* Records for processing:
○ ○ ○
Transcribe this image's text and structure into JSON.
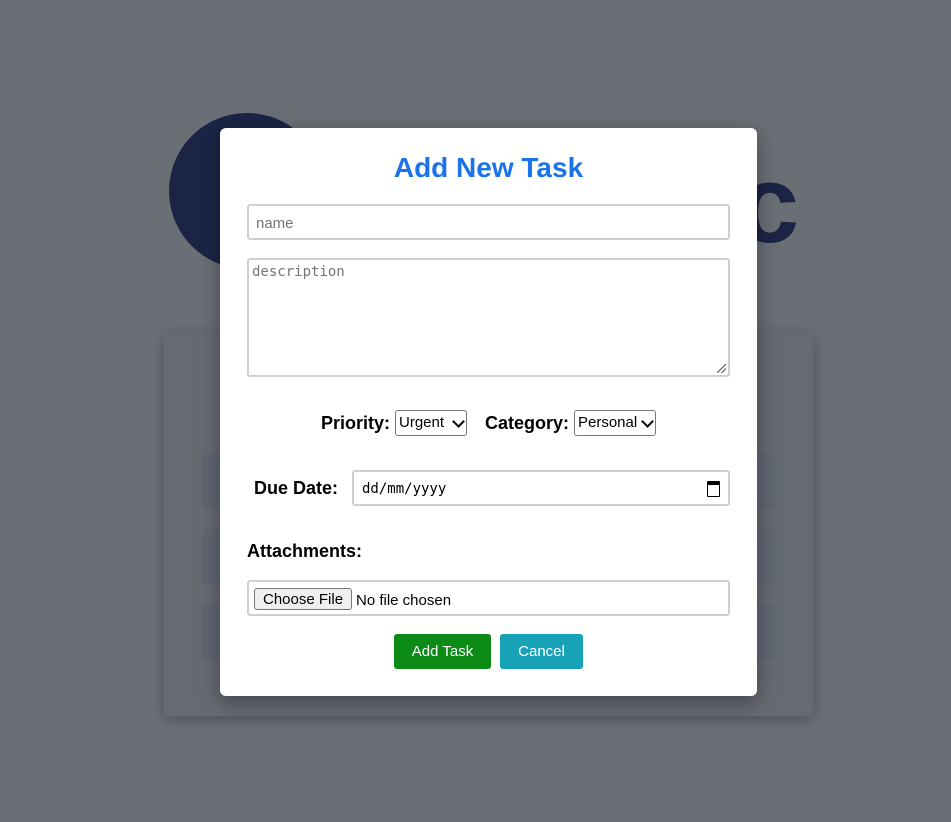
{
  "background": {
    "logo_letter": "c"
  },
  "modal": {
    "title": "Add New Task",
    "name_placeholder": "name",
    "description_placeholder": "description",
    "priority_label": "Priority:",
    "priority_selected": "Urgent",
    "category_label": "Category:",
    "category_selected": "Personal",
    "due_date_label": "Due Date:",
    "due_date_value": "dd/mm/yyyy",
    "attachments_label": "Attachments:",
    "file_button_label": "Choose File",
    "file_status": "No file chosen",
    "add_button_label": "Add Task",
    "cancel_button_label": "Cancel"
  },
  "colors": {
    "title": "#1a73e8",
    "add_button": "#0b8a15",
    "cancel_button": "#17a2b8",
    "logo_dark": "#0a1a6b"
  },
  "icons": [
    "calendar-icon",
    "chevron-down-icon",
    "resize-grip-icon"
  ]
}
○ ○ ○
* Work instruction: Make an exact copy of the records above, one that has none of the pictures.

* Result of this exercise:
Transcribe this image's text and structure into JSON.
{
  "background": {
    "logo_letter": "c"
  },
  "modal": {
    "title": "Add New Task",
    "name_placeholder": "name",
    "description_placeholder": "description",
    "priority_label": "Priority:",
    "priority_selected": "Urgent",
    "category_label": "Category:",
    "category_selected": "Personal",
    "due_date_label": "Due Date:",
    "due_date_value": "dd/mm/yyyy",
    "attachments_label": "Attachments:",
    "file_button_label": "Choose File",
    "file_status": "No file chosen",
    "add_button_label": "Add Task",
    "cancel_button_label": "Cancel"
  },
  "colors": {
    "title": "#1a73e8",
    "add_button": "#0b8a15",
    "cancel_button": "#17a2b8",
    "logo_dark": "#0a1a6b"
  },
  "icons": [
    "calendar-icon",
    "chevron-down-icon",
    "resize-grip-icon"
  ]
}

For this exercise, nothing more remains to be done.